**Task details:** Line by line, copy the material that follows without leaving anything out.

**Record excerpts:**
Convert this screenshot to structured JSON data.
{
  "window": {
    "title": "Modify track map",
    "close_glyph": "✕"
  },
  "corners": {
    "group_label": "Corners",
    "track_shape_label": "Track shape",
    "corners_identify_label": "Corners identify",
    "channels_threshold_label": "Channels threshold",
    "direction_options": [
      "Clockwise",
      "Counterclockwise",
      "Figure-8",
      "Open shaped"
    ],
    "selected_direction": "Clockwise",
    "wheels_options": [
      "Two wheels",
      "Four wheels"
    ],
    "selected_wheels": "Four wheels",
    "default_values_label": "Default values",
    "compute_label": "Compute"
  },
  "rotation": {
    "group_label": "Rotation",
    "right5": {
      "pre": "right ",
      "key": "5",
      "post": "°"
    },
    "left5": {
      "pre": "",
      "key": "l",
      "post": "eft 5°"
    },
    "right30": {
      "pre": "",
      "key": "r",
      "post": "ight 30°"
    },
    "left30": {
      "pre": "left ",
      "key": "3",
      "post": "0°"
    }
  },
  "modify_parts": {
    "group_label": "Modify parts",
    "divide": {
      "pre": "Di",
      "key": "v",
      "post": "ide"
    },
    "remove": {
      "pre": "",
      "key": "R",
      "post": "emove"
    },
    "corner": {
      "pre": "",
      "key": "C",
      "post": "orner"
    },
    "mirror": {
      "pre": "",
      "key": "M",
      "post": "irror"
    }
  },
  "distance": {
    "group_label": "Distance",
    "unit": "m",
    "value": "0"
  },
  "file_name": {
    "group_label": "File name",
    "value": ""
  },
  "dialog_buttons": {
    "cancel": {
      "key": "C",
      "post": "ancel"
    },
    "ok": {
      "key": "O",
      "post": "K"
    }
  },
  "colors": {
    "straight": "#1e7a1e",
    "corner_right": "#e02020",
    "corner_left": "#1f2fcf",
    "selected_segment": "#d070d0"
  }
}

**Solution to the exercise:**
Convert this screenshot to structured JSON data.
{
  "window": {
    "title": "Modify track map",
    "close_glyph": "✕"
  },
  "corners": {
    "group_label": "Corners",
    "track_shape_label": "Track shape",
    "corners_identify_label": "Corners identify",
    "channels_threshold_label": "Channels threshold",
    "direction_options": [
      "Clockwise",
      "Counterclockwise",
      "Figure-8",
      "Open shaped"
    ],
    "selected_direction": "Clockwise",
    "wheels_options": [
      "Two wheels",
      "Four wheels"
    ],
    "selected_wheels": "Four wheels",
    "default_values_label": "Default values",
    "compute_label": "Compute"
  },
  "rotation": {
    "group_label": "Rotation",
    "right5": {
      "pre": "right ",
      "key": "5",
      "post": "°"
    },
    "left5": {
      "pre": "",
      "key": "l",
      "post": "eft 5°"
    },
    "right30": {
      "pre": "",
      "key": "r",
      "post": "ight 30°"
    },
    "left30": {
      "pre": "left ",
      "key": "3",
      "post": "0°"
    }
  },
  "modify_parts": {
    "group_label": "Modify parts",
    "divide": {
      "pre": "Di",
      "key": "v",
      "post": "ide"
    },
    "remove": {
      "pre": "",
      "key": "R",
      "post": "emove"
    },
    "corner": {
      "pre": "",
      "key": "C",
      "post": "orner"
    },
    "mirror": {
      "pre": "",
      "key": "M",
      "post": "irror"
    }
  },
  "distance": {
    "group_label": "Distance",
    "unit": "m",
    "value": "0"
  },
  "file_name": {
    "group_label": "File name",
    "value": ""
  },
  "dialog_buttons": {
    "cancel": {
      "key": "C",
      "post": "ancel"
    },
    "ok": {
      "key": "O",
      "post": "K"
    }
  },
  "colors": {
    "straight": "#1e7a1e",
    "corner_right": "#e02020",
    "corner_left": "#1f2fcf",
    "selected_segment": "#d070d0"
  }
}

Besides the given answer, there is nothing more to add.